(Beginning of Source data)
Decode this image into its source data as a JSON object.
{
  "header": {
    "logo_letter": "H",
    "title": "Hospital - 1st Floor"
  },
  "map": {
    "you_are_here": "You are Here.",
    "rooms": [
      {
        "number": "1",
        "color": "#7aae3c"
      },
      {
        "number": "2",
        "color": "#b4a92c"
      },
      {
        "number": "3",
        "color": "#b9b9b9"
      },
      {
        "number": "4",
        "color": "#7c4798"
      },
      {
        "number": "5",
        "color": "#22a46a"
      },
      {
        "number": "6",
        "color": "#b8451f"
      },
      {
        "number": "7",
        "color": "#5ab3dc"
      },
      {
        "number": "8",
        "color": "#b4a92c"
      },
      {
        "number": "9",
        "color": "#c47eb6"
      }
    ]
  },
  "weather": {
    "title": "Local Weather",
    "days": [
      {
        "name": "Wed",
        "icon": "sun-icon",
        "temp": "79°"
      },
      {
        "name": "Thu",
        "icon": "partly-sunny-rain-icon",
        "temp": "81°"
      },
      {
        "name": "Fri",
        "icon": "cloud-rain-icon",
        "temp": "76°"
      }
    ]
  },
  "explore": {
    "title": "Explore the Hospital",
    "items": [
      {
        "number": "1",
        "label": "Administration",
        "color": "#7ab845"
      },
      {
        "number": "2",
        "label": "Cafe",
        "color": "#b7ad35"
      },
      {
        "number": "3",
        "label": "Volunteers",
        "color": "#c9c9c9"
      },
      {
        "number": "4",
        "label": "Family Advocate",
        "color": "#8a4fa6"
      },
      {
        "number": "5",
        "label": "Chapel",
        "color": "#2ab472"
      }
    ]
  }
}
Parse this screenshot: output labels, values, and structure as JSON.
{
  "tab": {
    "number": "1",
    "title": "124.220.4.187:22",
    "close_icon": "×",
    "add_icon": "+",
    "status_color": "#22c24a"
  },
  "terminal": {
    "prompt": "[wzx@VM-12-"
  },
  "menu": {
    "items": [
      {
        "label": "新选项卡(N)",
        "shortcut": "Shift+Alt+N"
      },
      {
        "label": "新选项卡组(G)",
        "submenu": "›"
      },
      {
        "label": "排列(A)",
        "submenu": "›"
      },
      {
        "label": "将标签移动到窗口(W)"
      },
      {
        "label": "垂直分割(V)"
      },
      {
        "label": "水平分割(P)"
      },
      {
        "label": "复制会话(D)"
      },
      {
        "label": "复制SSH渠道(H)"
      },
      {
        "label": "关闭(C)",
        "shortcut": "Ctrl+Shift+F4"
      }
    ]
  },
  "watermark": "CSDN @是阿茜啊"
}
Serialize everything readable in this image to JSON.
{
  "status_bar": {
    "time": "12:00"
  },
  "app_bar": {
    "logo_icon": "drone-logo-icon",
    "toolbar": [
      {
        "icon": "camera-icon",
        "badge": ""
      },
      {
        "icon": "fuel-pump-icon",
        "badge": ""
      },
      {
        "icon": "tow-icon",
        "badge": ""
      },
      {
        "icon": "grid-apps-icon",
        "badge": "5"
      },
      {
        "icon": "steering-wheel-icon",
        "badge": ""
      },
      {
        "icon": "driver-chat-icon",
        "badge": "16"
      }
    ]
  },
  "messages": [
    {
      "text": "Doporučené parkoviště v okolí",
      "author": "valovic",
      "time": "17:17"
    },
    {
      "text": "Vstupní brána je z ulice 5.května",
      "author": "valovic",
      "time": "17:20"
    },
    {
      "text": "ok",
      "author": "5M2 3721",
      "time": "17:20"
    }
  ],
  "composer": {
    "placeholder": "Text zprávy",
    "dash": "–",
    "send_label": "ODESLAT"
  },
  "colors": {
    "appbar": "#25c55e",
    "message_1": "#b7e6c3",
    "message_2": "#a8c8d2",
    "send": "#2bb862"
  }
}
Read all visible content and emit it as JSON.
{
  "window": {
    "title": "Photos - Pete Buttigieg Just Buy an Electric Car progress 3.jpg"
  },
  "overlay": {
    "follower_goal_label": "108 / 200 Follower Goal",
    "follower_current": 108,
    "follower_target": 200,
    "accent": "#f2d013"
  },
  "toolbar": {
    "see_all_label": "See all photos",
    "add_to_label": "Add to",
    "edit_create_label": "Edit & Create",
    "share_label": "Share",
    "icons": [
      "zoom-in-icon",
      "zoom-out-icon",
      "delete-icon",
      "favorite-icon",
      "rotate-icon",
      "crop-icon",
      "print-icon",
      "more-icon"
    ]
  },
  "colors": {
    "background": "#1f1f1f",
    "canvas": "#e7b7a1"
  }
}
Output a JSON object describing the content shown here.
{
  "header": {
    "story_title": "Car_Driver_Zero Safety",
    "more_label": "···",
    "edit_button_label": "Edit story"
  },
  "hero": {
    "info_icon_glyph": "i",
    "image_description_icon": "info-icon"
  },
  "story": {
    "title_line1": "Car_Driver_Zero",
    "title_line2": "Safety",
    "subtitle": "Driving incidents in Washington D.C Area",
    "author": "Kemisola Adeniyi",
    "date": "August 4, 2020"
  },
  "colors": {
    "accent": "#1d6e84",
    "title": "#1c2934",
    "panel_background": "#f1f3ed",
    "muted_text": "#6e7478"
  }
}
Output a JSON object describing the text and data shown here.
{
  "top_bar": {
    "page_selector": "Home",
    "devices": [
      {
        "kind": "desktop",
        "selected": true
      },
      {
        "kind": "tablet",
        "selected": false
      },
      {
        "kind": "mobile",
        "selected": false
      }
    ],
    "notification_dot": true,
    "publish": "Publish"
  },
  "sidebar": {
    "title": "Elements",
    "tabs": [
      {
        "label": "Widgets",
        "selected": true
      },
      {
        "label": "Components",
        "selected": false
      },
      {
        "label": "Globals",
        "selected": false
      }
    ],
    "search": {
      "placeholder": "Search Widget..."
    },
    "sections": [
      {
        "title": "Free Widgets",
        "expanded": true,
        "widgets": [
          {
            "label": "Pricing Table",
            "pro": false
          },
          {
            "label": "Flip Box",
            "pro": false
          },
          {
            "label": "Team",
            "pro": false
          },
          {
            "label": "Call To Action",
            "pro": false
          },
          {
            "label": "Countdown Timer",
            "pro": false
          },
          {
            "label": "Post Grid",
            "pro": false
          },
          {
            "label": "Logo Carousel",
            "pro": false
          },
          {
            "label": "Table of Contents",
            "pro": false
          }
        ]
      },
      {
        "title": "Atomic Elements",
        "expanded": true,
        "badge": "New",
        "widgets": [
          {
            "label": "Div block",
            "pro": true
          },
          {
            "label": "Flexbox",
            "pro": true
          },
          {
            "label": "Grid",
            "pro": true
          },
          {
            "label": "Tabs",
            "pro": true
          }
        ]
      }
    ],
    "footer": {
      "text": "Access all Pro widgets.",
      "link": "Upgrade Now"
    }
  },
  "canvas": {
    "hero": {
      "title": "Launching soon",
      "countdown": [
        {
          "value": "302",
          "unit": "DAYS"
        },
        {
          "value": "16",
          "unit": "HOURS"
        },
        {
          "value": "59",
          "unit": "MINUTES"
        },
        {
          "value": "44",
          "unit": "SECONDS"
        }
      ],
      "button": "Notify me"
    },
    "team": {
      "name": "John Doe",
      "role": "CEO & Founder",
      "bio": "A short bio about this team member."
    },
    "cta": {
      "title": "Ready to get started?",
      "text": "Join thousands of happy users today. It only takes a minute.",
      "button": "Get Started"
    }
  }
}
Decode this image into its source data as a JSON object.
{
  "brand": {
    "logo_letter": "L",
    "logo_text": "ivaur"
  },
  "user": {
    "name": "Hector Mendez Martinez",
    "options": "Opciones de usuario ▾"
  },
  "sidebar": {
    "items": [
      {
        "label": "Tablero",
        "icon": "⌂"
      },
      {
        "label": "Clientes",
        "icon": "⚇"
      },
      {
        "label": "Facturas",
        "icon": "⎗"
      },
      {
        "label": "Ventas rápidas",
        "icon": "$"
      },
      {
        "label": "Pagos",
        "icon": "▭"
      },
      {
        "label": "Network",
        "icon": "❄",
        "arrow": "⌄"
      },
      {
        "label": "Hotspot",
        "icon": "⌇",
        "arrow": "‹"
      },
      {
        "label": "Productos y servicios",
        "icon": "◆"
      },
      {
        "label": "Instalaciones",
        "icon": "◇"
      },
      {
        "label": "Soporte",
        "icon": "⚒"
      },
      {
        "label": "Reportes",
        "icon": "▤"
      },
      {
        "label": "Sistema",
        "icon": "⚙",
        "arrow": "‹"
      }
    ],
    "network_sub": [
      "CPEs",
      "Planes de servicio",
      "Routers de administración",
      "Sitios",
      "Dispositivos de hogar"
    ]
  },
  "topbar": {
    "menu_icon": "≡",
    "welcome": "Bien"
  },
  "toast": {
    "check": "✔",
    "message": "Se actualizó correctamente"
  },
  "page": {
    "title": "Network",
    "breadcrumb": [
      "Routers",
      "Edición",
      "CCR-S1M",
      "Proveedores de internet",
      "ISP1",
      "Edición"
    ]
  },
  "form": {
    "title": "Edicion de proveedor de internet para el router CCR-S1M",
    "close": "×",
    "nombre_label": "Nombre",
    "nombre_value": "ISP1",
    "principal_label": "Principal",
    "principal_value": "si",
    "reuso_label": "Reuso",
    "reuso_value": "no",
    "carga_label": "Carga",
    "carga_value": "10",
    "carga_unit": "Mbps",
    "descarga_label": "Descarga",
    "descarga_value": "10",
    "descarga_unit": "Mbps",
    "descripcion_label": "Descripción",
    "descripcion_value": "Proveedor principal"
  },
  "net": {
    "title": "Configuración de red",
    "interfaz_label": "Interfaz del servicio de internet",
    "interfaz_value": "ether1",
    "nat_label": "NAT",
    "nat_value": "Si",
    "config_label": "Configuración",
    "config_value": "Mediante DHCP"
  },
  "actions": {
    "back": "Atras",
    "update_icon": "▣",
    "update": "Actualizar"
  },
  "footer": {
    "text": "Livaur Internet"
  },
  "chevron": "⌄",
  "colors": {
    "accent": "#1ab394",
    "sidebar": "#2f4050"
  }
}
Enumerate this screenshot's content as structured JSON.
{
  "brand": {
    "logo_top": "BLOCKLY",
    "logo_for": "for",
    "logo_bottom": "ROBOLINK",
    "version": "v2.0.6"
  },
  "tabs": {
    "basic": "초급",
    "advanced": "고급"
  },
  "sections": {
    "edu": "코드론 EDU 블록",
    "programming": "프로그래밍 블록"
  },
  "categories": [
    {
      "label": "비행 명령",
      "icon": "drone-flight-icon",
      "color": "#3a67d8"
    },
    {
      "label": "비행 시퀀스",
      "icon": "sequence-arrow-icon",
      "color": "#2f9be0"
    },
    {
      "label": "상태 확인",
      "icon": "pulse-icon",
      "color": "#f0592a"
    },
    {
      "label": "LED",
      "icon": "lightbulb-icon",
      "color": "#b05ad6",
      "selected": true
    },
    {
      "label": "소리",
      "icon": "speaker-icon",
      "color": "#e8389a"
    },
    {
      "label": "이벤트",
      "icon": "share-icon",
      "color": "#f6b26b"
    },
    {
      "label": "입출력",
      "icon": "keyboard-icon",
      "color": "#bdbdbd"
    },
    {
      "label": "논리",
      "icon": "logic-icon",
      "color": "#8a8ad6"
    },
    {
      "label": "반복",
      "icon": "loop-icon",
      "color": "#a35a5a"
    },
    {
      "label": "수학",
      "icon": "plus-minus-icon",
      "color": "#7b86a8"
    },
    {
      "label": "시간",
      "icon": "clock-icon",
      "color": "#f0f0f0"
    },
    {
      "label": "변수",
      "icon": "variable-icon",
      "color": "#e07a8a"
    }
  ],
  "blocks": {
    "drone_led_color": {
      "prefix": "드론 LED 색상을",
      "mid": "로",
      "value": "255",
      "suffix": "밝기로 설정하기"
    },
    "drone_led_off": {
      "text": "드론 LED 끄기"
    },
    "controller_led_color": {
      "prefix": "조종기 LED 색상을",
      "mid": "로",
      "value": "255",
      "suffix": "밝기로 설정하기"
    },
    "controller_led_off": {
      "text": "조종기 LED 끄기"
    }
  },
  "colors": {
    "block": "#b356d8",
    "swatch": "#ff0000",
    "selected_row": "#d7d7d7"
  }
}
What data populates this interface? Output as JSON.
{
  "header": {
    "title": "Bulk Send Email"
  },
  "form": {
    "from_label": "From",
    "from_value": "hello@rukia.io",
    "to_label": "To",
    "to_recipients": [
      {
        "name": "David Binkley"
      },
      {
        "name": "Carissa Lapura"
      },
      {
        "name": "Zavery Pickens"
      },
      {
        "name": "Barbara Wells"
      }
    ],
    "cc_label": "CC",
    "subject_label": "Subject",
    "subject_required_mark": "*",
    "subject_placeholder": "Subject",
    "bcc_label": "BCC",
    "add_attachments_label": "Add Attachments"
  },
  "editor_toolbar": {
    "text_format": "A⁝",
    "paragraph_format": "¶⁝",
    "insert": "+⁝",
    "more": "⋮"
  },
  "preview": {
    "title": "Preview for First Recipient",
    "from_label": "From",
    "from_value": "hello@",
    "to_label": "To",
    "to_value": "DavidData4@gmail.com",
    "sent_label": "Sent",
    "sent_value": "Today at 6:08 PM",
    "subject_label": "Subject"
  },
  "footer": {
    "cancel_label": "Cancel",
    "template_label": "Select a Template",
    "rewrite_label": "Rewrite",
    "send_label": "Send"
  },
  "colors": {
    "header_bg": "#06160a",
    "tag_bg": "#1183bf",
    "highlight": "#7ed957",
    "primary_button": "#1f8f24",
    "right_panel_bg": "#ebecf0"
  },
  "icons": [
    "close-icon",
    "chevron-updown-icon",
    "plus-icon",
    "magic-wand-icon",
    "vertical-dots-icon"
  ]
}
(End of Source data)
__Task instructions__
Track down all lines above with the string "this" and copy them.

__Solved exercise__
Decode this image into its source data as a JSON object.
Parse this screenshot: output labels, values, and structure as JSON.
Serialize everything readable in this image to JSON.
      "bio": "A short bio about this team member."
Decode this image into its source data as a JSON object.
Enumerate this screenshot's content as structured JSON.
What data populates this interface? Output as JSON.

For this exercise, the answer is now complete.